Stored items:
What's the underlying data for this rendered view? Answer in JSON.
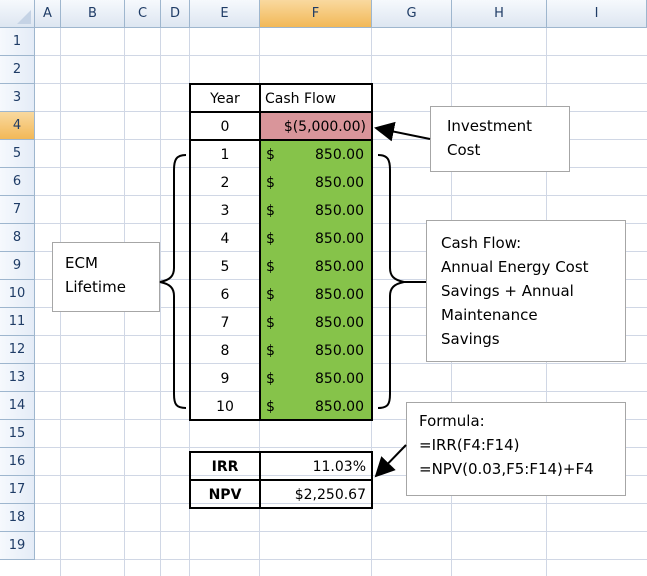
{
  "columns": [
    "A",
    "B",
    "C",
    "D",
    "E",
    "F",
    "G",
    "H",
    "I"
  ],
  "rows": [
    "1",
    "2",
    "3",
    "4",
    "5",
    "6",
    "7",
    "8",
    "9",
    "10",
    "11",
    "12",
    "13",
    "14",
    "15",
    "16",
    "17",
    "18",
    "19"
  ],
  "table": {
    "header_year": "Year",
    "header_cashflow": "Cash Flow",
    "initial": {
      "year": "0",
      "cashflow": "$(5,000.00)"
    },
    "flows": [
      {
        "year": "1",
        "currency": "$",
        "amount": "850.00"
      },
      {
        "year": "2",
        "currency": "$",
        "amount": "850.00"
      },
      {
        "year": "3",
        "currency": "$",
        "amount": "850.00"
      },
      {
        "year": "4",
        "currency": "$",
        "amount": "850.00"
      },
      {
        "year": "5",
        "currency": "$",
        "amount": "850.00"
      },
      {
        "year": "6",
        "currency": "$",
        "amount": "850.00"
      },
      {
        "year": "7",
        "currency": "$",
        "amount": "850.00"
      },
      {
        "year": "8",
        "currency": "$",
        "amount": "850.00"
      },
      {
        "year": "9",
        "currency": "$",
        "amount": "850.00"
      },
      {
        "year": "10",
        "currency": "$",
        "amount": "850.00"
      }
    ]
  },
  "summary": {
    "irr_label": "IRR",
    "irr_value": "11.03%",
    "npv_label": "NPV",
    "npv_value": "$2,250.67"
  },
  "callouts": {
    "investment": [
      "Investment",
      "Cost"
    ],
    "ecm": [
      "ECM",
      "Lifetime"
    ],
    "cashflow": [
      "Cash Flow:",
      "Annual Energy Cost",
      "Savings + Annual",
      "Maintenance",
      "Savings"
    ],
    "formula": [
      "Formula:",
      "=IRR(F4:F14)",
      "=NPV(0.03,F5:F14)+F4"
    ]
  },
  "colors": {
    "positive_fill": "#86c34a",
    "negative_fill": "#d9959a",
    "selected_header": "#f2b857",
    "gridline": "#d0d7e5"
  }
}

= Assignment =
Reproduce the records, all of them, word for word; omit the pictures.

= Answer section =
What's the underlying data for this rendered view? Answer in JSON.
{
  "columns": [
    "A",
    "B",
    "C",
    "D",
    "E",
    "F",
    "G",
    "H",
    "I"
  ],
  "rows": [
    "1",
    "2",
    "3",
    "4",
    "5",
    "6",
    "7",
    "8",
    "9",
    "10",
    "11",
    "12",
    "13",
    "14",
    "15",
    "16",
    "17",
    "18",
    "19"
  ],
  "table": {
    "header_year": "Year",
    "header_cashflow": "Cash Flow",
    "initial": {
      "year": "0",
      "cashflow": "$(5,000.00)"
    },
    "flows": [
      {
        "year": "1",
        "currency": "$",
        "amount": "850.00"
      },
      {
        "year": "2",
        "currency": "$",
        "amount": "850.00"
      },
      {
        "year": "3",
        "currency": "$",
        "amount": "850.00"
      },
      {
        "year": "4",
        "currency": "$",
        "amount": "850.00"
      },
      {
        "year": "5",
        "currency": "$",
        "amount": "850.00"
      },
      {
        "year": "6",
        "currency": "$",
        "amount": "850.00"
      },
      {
        "year": "7",
        "currency": "$",
        "amount": "850.00"
      },
      {
        "year": "8",
        "currency": "$",
        "amount": "850.00"
      },
      {
        "year": "9",
        "currency": "$",
        "amount": "850.00"
      },
      {
        "year": "10",
        "currency": "$",
        "amount": "850.00"
      }
    ]
  },
  "summary": {
    "irr_label": "IRR",
    "irr_value": "11.03%",
    "npv_label": "NPV",
    "npv_value": "$2,250.67"
  },
  "callouts": {
    "investment": [
      "Investment",
      "Cost"
    ],
    "ecm": [
      "ECM",
      "Lifetime"
    ],
    "cashflow": [
      "Cash Flow:",
      "Annual Energy Cost",
      "Savings + Annual",
      "Maintenance",
      "Savings"
    ],
    "formula": [
      "Formula:",
      "=IRR(F4:F14)",
      "=NPV(0.03,F5:F14)+F4"
    ]
  },
  "colors": {
    "positive_fill": "#86c34a",
    "negative_fill": "#d9959a",
    "selected_header": "#f2b857",
    "gridline": "#d0d7e5"
  }
}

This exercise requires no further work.